The 43 people who died when the Steelhead Haven neighborhood and surrounding homes and roadways in Snohomish County, Washington, were buried beneath mud this spring were victims of the nation's deadliest landslide. Survivors recalled a thunderous bang, like that of a plane crashing, followed by a breaking away of the hillside and the sound of trees being snapped—as houses seemed to explode amid a wash of earth. One resident told the Seattle Times that she noticed a crack widening at the top of the slope in the weeks before the tragedy.
The March 22 landslide occurred during one of the region's wettest Marches on record. But the sudden torrent of mud down the western flank of the Cascade Range was not unprecedented. Much of the debris that tumbled down appears to have been dislodged from its original location during similar events in ancient times. The Oso Landslide was bigger than any in the vicinity in modern times, but it occurred where smaller landslides have been documented. It entirely encompassed the site of one such 2006 event.
(Map: Geotechnical Extreme Events Reconnaissance Association)

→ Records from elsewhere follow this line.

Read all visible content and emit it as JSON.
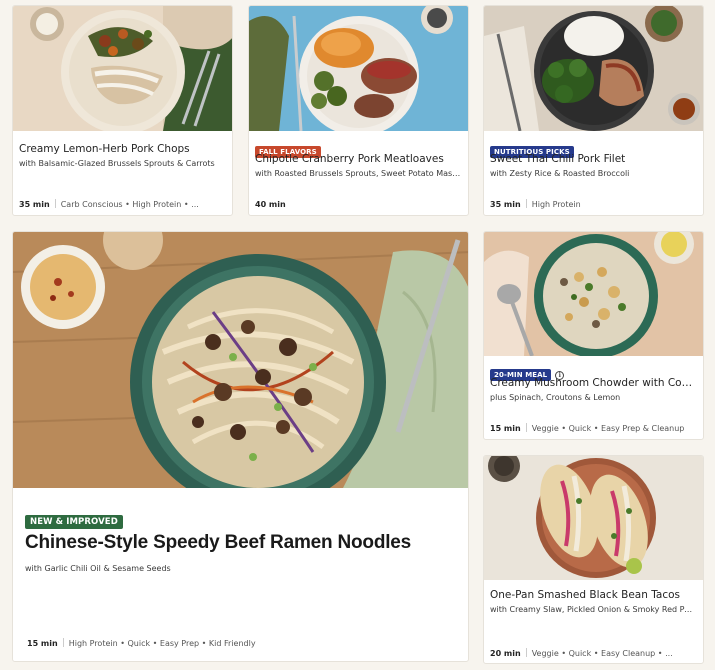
{
  "recipes": [
    {
      "title": "Creamy Lemon-Herb Pork Chops",
      "subtitle": "with Balsamic-Glazed Brussels Sprouts & Carrots",
      "time": "35 min",
      "tags": "Carb Conscious • High Protein • ..."
    },
    {
      "badge": "FALL FLAVORS",
      "title": "Chipotle Cranberry Pork Meatloaves",
      "subtitle": "with Roasted Brussels Sprouts, Sweet Potato Mash & Gravy",
      "time": "40 min",
      "tags": ""
    },
    {
      "badge": "NUTRITIOUS PICKS",
      "title": "Sweet Thai Chili Pork Filet",
      "subtitle": "with Zesty Rice & Roasted Broccoli",
      "time": "35 min",
      "tags": "High Protein"
    },
    {
      "badge": "NEW & IMPROVED",
      "title": "Chinese-Style Speedy Beef Ramen Noodles",
      "subtitle": "with Garlic Chili Oil & Sesame Seeds",
      "time": "15 min",
      "tags": "High Protein • Quick • Easy Prep • Kid Friendly"
    },
    {
      "badge": "20-MIN MEAL",
      "title": "Creamy Mushroom Chowder with Couscous",
      "subtitle": "plus Spinach, Croutons & Lemon",
      "time": "15 min",
      "tags": "Veggie • Quick • Easy Prep & Cleanup"
    },
    {
      "title": "One-Pan Smashed Black Bean Tacos",
      "subtitle": "with Creamy Slaw, Pickled Onion & Smoky Red Pepper Crema",
      "time": "20 min",
      "tags": "Veggie • Quick • Easy Cleanup • ..."
    }
  ],
  "colors": {
    "badge_orange": "#c7482c",
    "badge_blue": "#263a8c",
    "badge_green": "#2e6b40"
  },
  "icons": {
    "info": "info-icon"
  }
}
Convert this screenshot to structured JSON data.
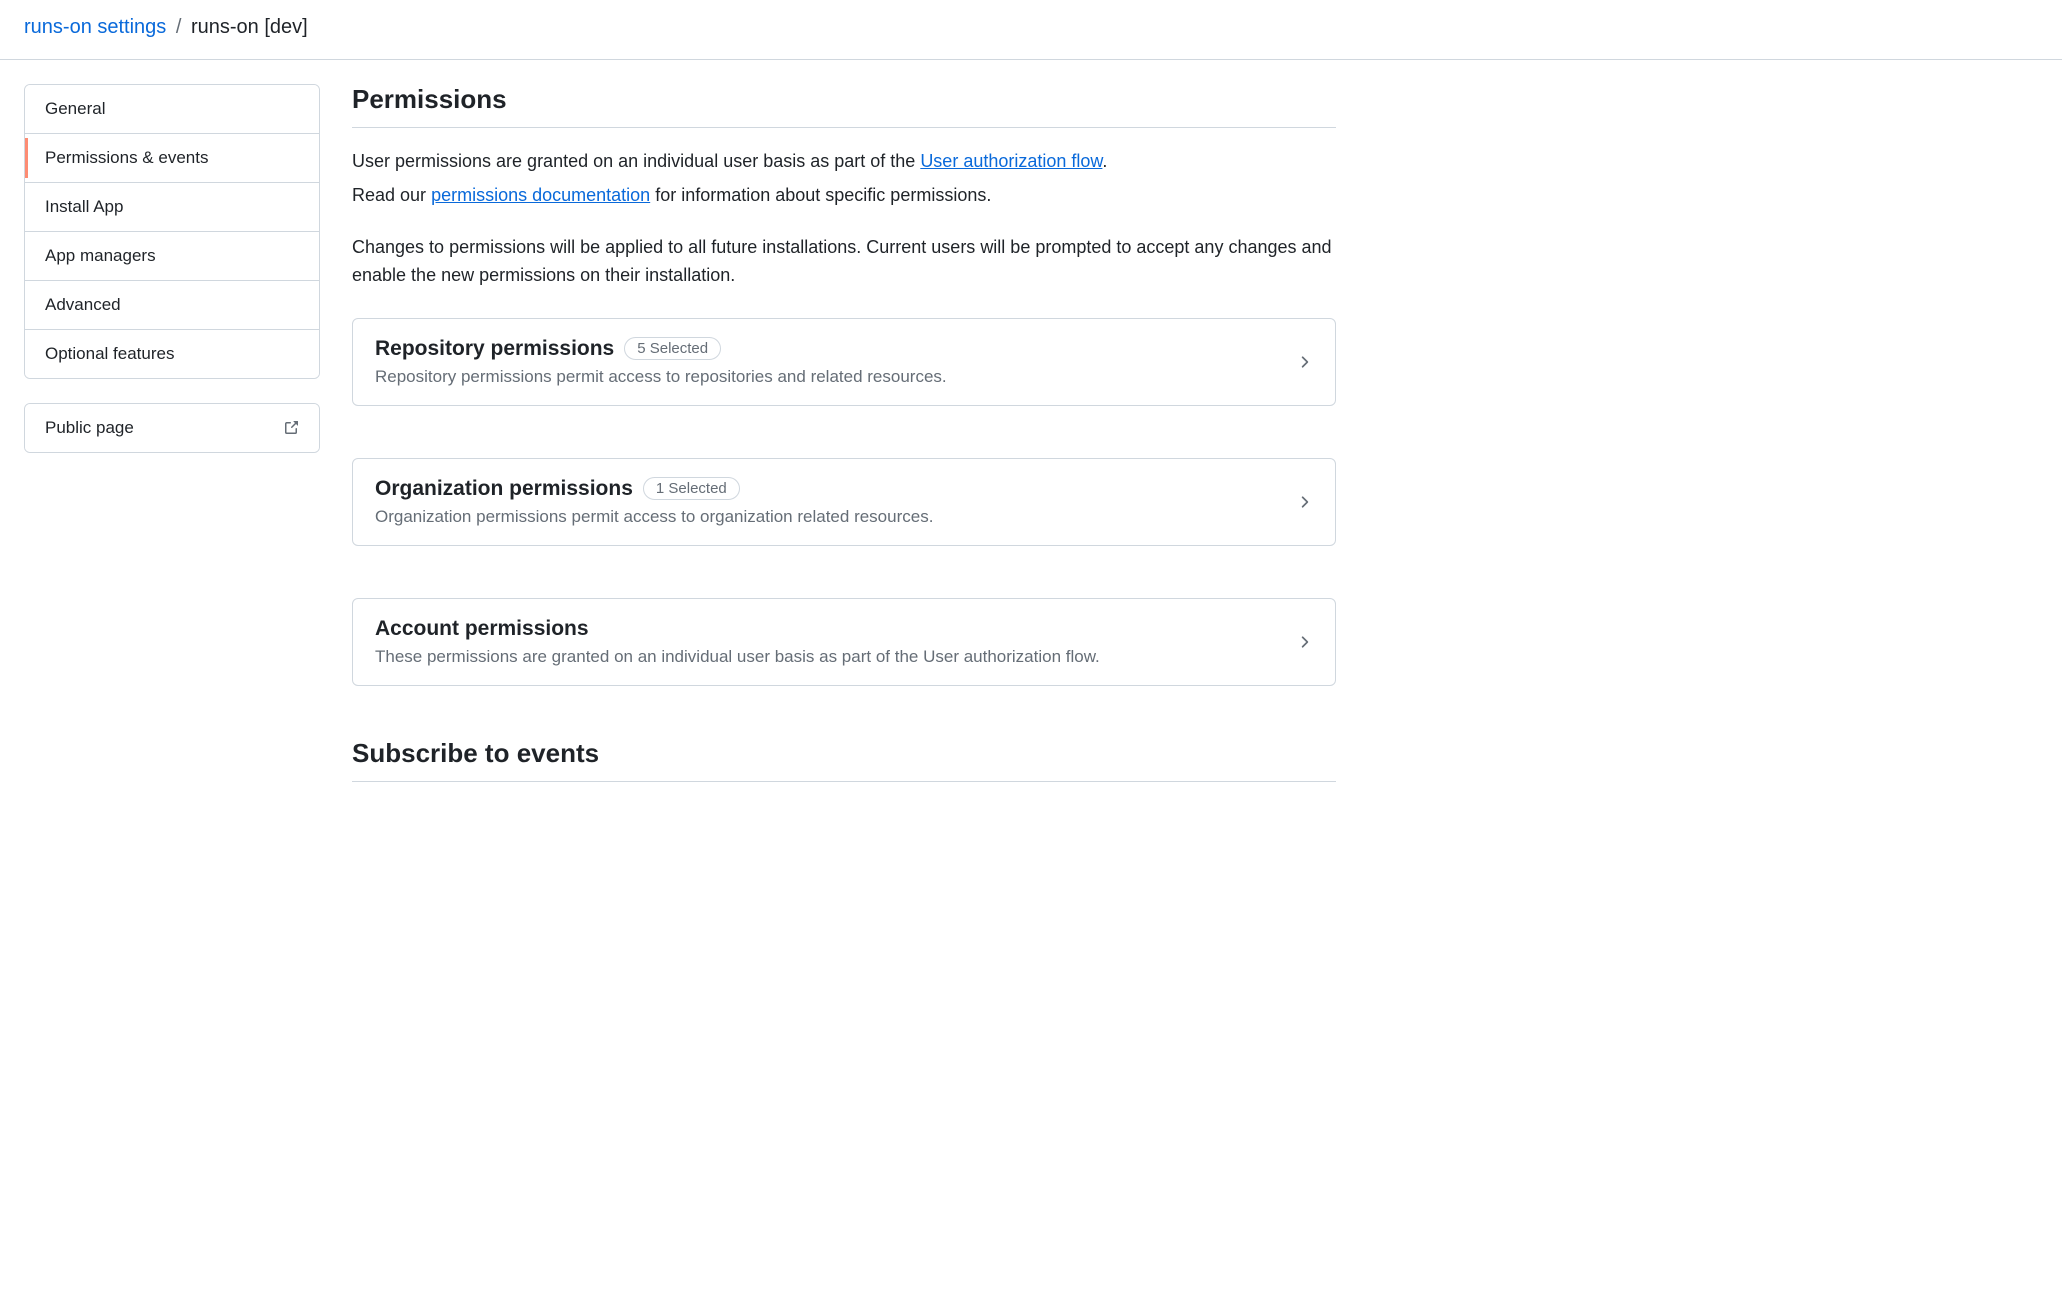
{
  "breadcrumb": {
    "parent": "runs-on settings",
    "current": "runs-on [dev]"
  },
  "sidebar": {
    "items": [
      {
        "label": "General"
      },
      {
        "label": "Permissions & events"
      },
      {
        "label": "Install App"
      },
      {
        "label": "App managers"
      },
      {
        "label": "Advanced"
      },
      {
        "label": "Optional features"
      }
    ],
    "public_page": "Public page"
  },
  "main": {
    "title": "Permissions",
    "intro": {
      "p1_before": "User permissions are granted on an individual user basis as part of the ",
      "p1_link": "User authorization flow",
      "p1_after": ".",
      "p2_before": "Read our ",
      "p2_link": "permissions documentation",
      "p2_after": " for information about specific permissions.",
      "p3": "Changes to permissions will be applied to all future installations. Current users will be prompted to accept any changes and enable the new permissions on their installation."
    },
    "cards": [
      {
        "title": "Repository permissions",
        "badge": "5 Selected",
        "desc": "Repository permissions permit access to repositories and related resources."
      },
      {
        "title": "Organization permissions",
        "badge": "1 Selected",
        "desc": "Organization permissions permit access to organization related resources."
      },
      {
        "title": "Account permissions",
        "badge": "",
        "desc": "These permissions are granted on an individual user basis as part of the User authorization flow."
      }
    ],
    "events_title": "Subscribe to events"
  }
}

In retrospect, it would seem that the 108 lots that were zoned for house building in the debris zone, nearly half of which had been built upon, shouldn't have been. But how could anybody have grasped the dangers that were building beneath the saturating Pacific Northwestern storms?
Although "multiple studies identified the potential for a 'catastrophic' failure affecting human safety and property" in the area, there had never been any formal efforts to assess the probability of a landslide in the North Fork Stillaguamish River Valley, scientists with the National Science Foundation-supported Geotechnical Extreme Events Reconnaissance Association wrote in a report published Tuesday. "We are not aware of any predictions that the debris from a landslide in this valley could run-out thousands of feet across the valley floor like it did in the 2014 event."
Monitoring systems that are in place in landslide-prone regions abroad, such as in the Alps, for example, and that are used in open pit mines, were not being used. Such systems are dangerously absent from vulnerable regions across the United States. It's unclear how they could have been effectively deployed to provide advance warning of the looming March landslide anyway. That's because geologists have only a limited understanding of the precise role that groundwater saturation can play in triggering such tragedies.
The report contains recommendations for preventing such disasters in the U.S. in the future, many of them focused on improving science and technology:
- Landslide monitoring and warning systems need to be developed and deployed.
- Methods for identifying potential landslide runout zones should be reevaluated.
- The history and behavior of past landslides should be investigated before creating zoning maps.
- Risk of landslides should be assessed, and such assessments should be continuously updated using new data.
- These assessments should take advantage of recent advancements in Lidar imagery and high-resolution aerial photography.
- Landslide risks should be "communicated clearly and consistently to the public."